## [Work required]
Search the records that follow and extract every line containing the string "източник".
[Entries provided]
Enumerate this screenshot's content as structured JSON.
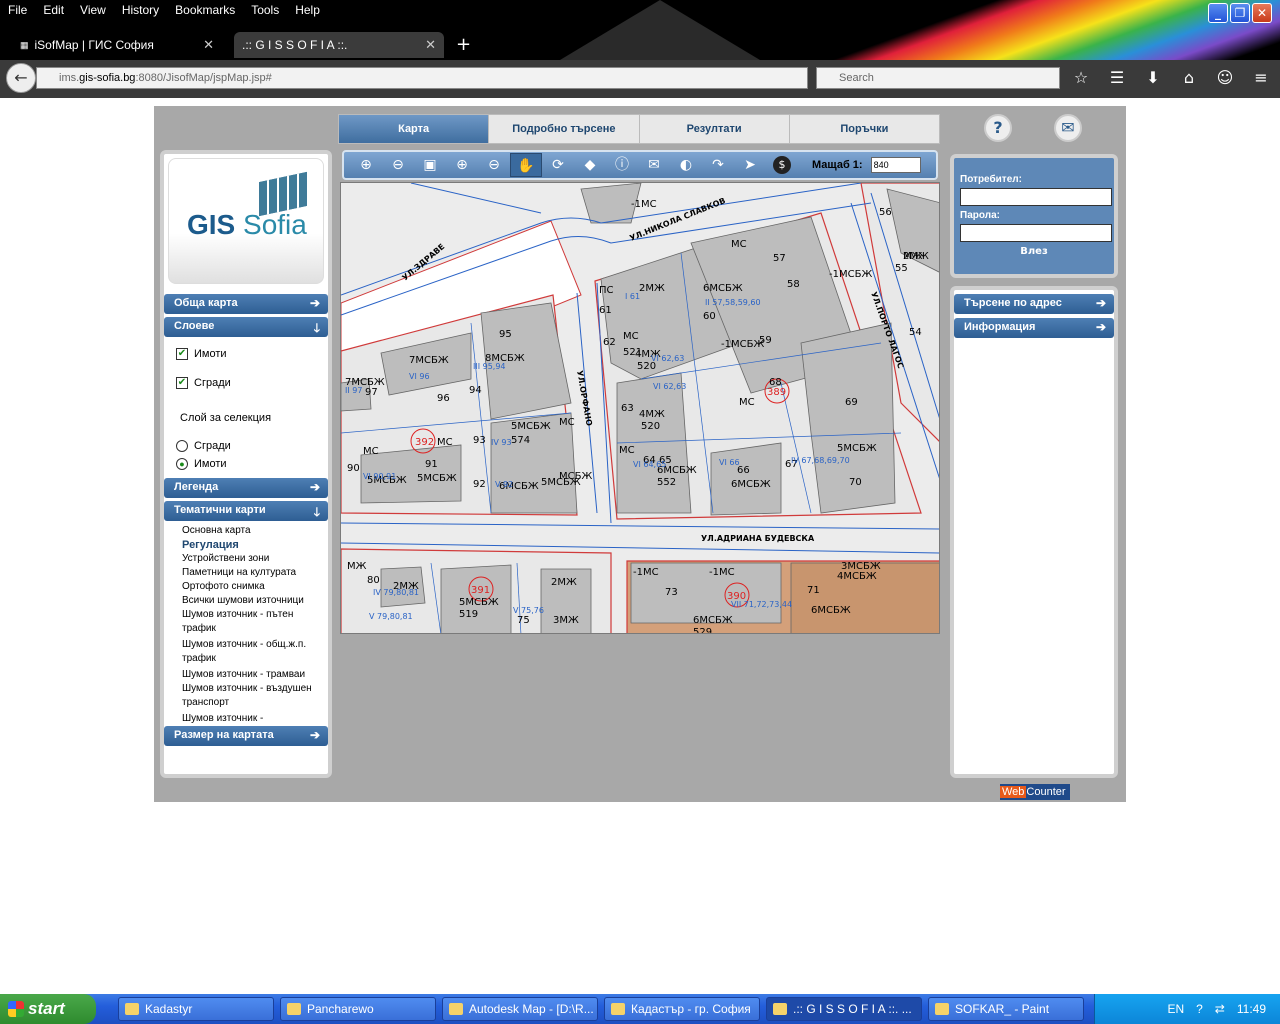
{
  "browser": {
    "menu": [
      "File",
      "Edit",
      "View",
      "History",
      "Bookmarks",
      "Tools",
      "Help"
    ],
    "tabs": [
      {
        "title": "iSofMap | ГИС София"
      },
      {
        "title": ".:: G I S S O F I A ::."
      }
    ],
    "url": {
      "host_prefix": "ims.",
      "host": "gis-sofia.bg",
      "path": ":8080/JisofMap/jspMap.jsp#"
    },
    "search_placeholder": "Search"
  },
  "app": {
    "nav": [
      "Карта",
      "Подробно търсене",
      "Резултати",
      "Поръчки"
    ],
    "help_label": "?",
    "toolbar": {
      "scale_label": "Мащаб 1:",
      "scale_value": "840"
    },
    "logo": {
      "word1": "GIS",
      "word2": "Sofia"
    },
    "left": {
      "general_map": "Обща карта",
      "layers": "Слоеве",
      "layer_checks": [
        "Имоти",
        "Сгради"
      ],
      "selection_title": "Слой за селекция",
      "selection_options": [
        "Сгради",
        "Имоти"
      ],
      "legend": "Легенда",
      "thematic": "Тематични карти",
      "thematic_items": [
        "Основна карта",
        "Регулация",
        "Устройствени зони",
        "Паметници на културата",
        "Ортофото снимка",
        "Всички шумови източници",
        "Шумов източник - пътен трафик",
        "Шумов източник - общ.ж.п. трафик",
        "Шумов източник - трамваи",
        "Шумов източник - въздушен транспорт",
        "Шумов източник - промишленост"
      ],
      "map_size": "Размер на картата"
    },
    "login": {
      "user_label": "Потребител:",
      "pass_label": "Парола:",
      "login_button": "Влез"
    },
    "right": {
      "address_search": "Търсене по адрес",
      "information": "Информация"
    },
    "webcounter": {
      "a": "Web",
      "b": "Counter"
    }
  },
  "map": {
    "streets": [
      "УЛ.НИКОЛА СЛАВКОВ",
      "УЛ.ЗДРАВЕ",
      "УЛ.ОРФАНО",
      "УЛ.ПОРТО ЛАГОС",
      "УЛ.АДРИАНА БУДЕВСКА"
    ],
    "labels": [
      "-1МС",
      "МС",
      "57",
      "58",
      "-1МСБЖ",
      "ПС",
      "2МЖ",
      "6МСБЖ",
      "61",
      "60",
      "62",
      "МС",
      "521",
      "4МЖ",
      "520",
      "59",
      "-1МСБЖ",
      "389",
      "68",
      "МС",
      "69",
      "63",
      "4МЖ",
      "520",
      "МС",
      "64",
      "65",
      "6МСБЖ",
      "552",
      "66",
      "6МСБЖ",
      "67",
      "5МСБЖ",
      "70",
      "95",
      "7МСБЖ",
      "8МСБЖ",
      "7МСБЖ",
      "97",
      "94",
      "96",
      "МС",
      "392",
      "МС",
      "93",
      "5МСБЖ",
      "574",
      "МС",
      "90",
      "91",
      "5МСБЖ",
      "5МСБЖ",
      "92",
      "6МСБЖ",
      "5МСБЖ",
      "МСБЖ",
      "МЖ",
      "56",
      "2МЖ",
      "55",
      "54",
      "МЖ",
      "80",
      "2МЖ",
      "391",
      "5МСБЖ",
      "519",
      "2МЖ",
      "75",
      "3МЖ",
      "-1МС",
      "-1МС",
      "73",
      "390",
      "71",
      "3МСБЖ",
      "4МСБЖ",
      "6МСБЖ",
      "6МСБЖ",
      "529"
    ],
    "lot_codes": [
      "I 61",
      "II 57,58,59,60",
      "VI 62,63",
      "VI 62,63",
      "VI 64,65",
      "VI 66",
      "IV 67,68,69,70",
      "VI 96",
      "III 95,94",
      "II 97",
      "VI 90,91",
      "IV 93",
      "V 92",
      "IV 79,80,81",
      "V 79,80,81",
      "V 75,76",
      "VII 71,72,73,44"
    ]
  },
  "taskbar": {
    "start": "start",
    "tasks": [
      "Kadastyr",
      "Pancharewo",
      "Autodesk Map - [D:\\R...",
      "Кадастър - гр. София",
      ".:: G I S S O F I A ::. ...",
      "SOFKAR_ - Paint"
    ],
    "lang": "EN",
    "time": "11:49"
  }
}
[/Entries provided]
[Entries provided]
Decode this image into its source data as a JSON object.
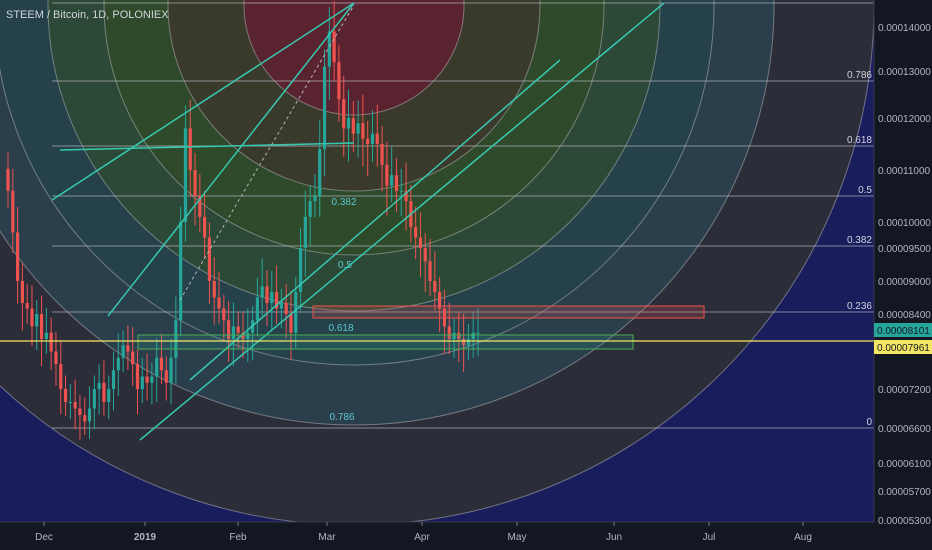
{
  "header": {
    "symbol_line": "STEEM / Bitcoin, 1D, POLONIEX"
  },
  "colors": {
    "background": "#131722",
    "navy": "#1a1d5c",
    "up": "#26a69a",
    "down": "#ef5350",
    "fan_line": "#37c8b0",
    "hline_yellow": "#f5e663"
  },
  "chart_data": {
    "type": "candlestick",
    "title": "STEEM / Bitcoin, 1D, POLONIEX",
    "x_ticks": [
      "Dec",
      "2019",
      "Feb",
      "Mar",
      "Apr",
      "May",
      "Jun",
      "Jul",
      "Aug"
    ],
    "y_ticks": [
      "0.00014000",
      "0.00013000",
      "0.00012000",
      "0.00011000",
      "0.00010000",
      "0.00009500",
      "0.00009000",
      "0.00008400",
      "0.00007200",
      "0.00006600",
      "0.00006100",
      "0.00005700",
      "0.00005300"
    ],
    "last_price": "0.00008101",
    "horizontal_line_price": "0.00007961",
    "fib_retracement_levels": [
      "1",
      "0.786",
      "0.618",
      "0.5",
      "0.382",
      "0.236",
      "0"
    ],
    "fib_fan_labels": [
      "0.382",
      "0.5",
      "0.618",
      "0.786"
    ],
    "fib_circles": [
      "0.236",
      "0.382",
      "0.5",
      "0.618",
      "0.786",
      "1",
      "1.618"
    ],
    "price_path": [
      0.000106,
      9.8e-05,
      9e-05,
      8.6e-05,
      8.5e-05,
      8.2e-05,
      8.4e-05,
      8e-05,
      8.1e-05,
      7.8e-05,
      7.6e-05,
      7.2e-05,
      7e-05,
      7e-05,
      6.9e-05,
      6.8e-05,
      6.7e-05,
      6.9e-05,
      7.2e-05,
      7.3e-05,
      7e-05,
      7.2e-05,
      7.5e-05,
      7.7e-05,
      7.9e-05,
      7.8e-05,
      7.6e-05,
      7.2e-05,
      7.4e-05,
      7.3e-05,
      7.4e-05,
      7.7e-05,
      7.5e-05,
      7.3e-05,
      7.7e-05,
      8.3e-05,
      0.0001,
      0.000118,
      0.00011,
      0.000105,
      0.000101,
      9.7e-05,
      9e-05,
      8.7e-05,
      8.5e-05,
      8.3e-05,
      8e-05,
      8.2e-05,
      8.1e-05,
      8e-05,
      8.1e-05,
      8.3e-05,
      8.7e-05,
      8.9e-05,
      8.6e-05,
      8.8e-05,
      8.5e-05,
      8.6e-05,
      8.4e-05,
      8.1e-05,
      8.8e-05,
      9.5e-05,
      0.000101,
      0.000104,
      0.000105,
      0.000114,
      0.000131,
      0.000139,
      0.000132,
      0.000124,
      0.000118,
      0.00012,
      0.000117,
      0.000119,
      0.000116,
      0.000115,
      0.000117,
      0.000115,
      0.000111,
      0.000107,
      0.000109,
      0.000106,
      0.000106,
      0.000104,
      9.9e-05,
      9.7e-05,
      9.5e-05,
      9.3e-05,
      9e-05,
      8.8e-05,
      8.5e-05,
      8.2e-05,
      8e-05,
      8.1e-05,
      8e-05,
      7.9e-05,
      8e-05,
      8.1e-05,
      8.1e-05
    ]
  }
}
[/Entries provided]
## [Task output]
        "Шумов източник - пътен трафик",
        "Шумов източник - общ.ж.п. трафик",
        "Шумов източник - трамваи",
        "Шумов източник - въздушен транспорт",
        "Шумов източник - промишленост"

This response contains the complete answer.